Should we apologize?
Animal lovers, says The Daily Telegraph, should stop calling their furry or feathered friends "pets," because the term is insulting, leading academics claim. "Domestic dogs, cats, hamsters or budgerigars should be rebranded as 'companion animals' while owners should be known as 'human carers,' they insist. Even terms such as wildlife are dismissed as insulting to the animals concerned -- who should instead be known as 'free-living,' the academics, including an Oxford professor, suggest. The call comes from the editors of the Journal of Animal Ethics, a new academic publication devoted to the issue." The journal condemns the use of terms such as "critters" and "beasts" because such derogatory language about animals can affect the way they are treated. It also contends that phrases such as "sly as a fox," "eat like a pig" or "drunk as a skunk" are unfair to animals.
Conjugal visits for poultry
"A New Jersey town has adopted an ordinance that regulates when chickens and roosters can hook up in backyard henhouses," Associated Press reports. "Roosters must show they're disease-free and they better not crow about their conquests. Hopewell Township residents can have up to a half-dozen hens on half-acre lots. Roosters would be allowed only 10 days a year for fertilization purposes. Mature roosters are not allowed because they are too noisy. Any roosters that crow too long can be banned from the property for two years. Mayor Jim Burd told The Times of Trenton the ordinance is a compromise between today's lifestyle and the township's agricultural history."
Giving snakes a surprise
Virtually every week, reptile expert Jeff Lemm goes looking for trouble, writes Mike Lee of The San Diego Union-Tribune. "[H] shrugs off whatever primal fears most people have of snakes and traipses through the backcountry near Escondido in search of red-diamond rattlers, southern Pacific rattlers and other slithery creatures. Along the way, he runs into any number of rats, geckos, scorpions and lizards attracted to his simple traps." Mr. Lemm is a research co-ordinator for the San Diego Zoo Institute for Conservation Research. He said he hasn't been bitten by a rattler and doesn't shy away from seeking poison snakes. "Almost always, they are a little surprised," he said. "They just sit there and don't do anything."
"The 19th-century naturalist Charles Darwin was so eminent a scientist that some 120 species, an Australian city and a mountain in the Andes have been named in his honour, but among his other accomplishments is a modest footnote in design history for an unsung contribution to furniture design," Alice Rawsthorn writes in The New York Times. "Darwin designed the earliest known example of the wheeled chairs that millions of people now sit or slouch on in offices all over the world. He customized a wooden armchair in his family home in the English countryside during the 1840s by removing the legs and replacing them with a set of cast-iron bed legs mounted on casters. Darwin then literally rolled around his study to scrutinize specimen after specimen."
Divorce by text message

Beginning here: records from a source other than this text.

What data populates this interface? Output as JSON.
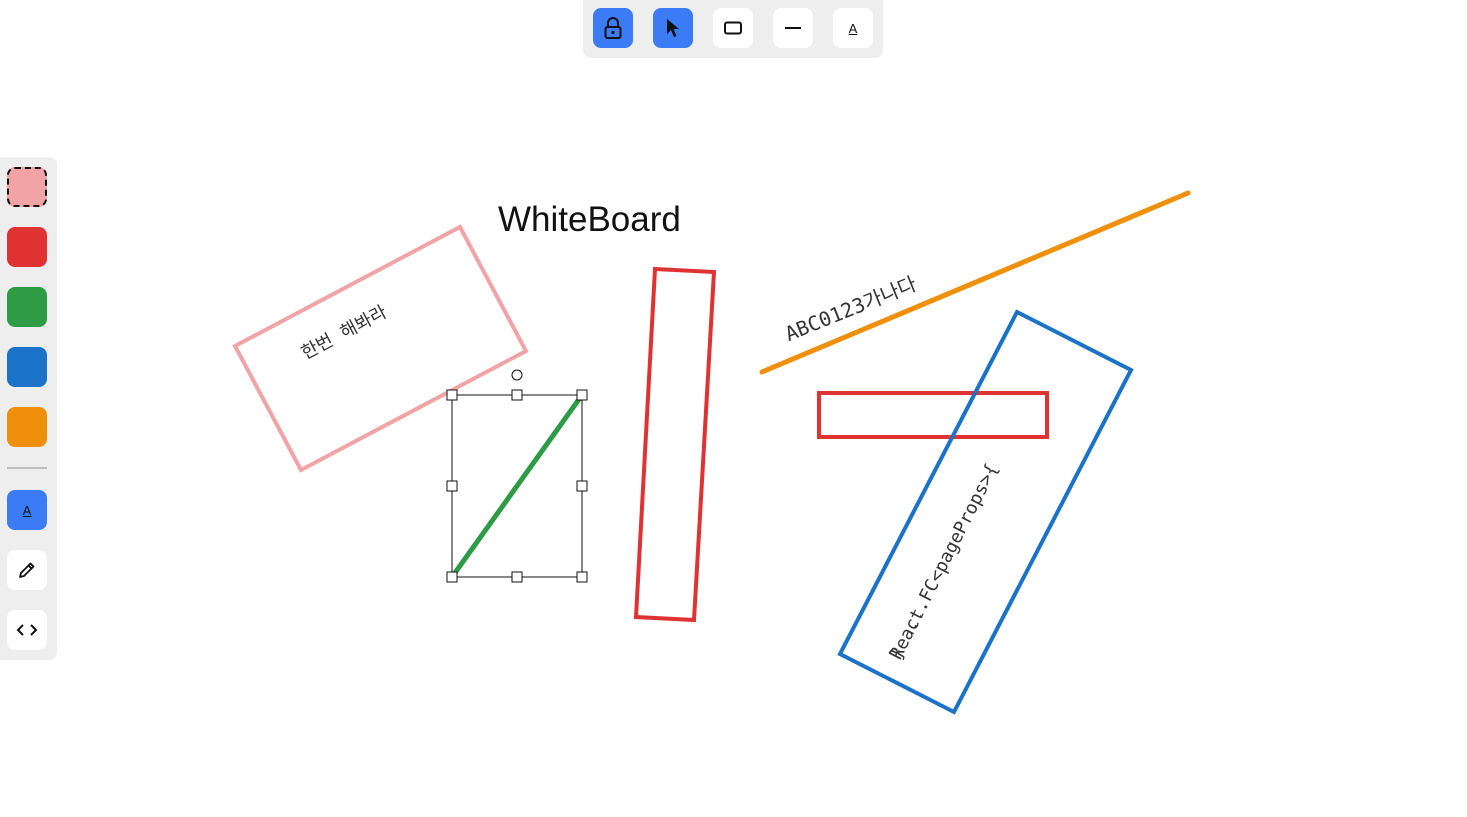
{
  "toolbar": {
    "tools": [
      {
        "name": "lock",
        "icon": "lock-icon",
        "active": true
      },
      {
        "name": "select",
        "icon": "cursor-icon",
        "active": true
      },
      {
        "name": "rectangle",
        "icon": "rectangle-icon",
        "active": false
      },
      {
        "name": "line",
        "icon": "line-icon",
        "active": false
      },
      {
        "name": "text",
        "icon": "text-icon",
        "label": "A",
        "active": false
      }
    ]
  },
  "palette": {
    "colors": [
      {
        "hex": "#f2a3a6",
        "selected": true
      },
      {
        "hex": "#e03232",
        "selected": false
      },
      {
        "hex": "#2e9c45",
        "selected": false
      },
      {
        "hex": "#1a73c8",
        "selected": false
      },
      {
        "hex": "#f0900a",
        "selected": false
      }
    ],
    "text_style_label": "A",
    "pencil_icon": "pencil-icon",
    "code_icon": "code-icon"
  },
  "canvas": {
    "title": "WhiteBoard",
    "pink_note": "한번 해봐라",
    "orange_note": "ABC0123가나다",
    "code_lines": [
      "React.FC<pageProps>{",
      "   ...",
      "}"
    ],
    "colors": {
      "pink": "#f2a3a6",
      "red": "#e03232",
      "green": "#2e9c45",
      "blue": "#1a73c8",
      "orange": "#f0900a",
      "accent": "#3b7bf5"
    }
  }
}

"Some marriages end in a burst of anger, others with a whimper. Marina Dodobayeva's ended with an SMS," writes Olga Tutubalina of Associated Press. "The 33-year-old mother of two was sweeping her yard one October morning when her mobile phone vibrated with a three-word text message from her husband of 14 years. ' Taloq, taloq, taloq,' it read - divorce, divorce, divorce. With those words, Ms. Dodobayeva found herself among the growing ranks of women in predominantly Muslim Tajikistan whose husbands have used mobile phones to issue the 'triple taloq,' an Islamic ritual in which men can end a marriage by reciting the word for divorce three times. ... Islam frowns upon divorce but allows it, generally when a husband announces his intention to his wife and a cleric ratifies the decision. ... Clerics from Malaysia to Qatar have struggled with the impact of new technology on such proceedings. But in few places have digital innovations muddied the waters as much as in this Central Asian nation."
"Disturbing new research finds that unintentional overdose deaths in [U.S.] teens and adults have reached epidemic proportions," reports Psych News Central. "Experts from the U.S. Centers for Disease Control and Prevention, the University of North Carolina and Duke University Medical Center report that in 2007, unintentional deaths due to prescription opioid painkillers were involved in more overdose deaths than heroin and cocaine combined. In fact, in 20 states, the number of unintentional drug poisoning deaths exceeded either motor vehicle crashes or suicides in the U.S. in 2007. The new research report seeks to give physicians information so that safeguards and interventions can be put in place to reduce the problem."
Thought du jour
"The hardest thing about any political campaign is how to win without proving that you are unworthy of winning."
- Adlai Stevenson (1900-65), American politician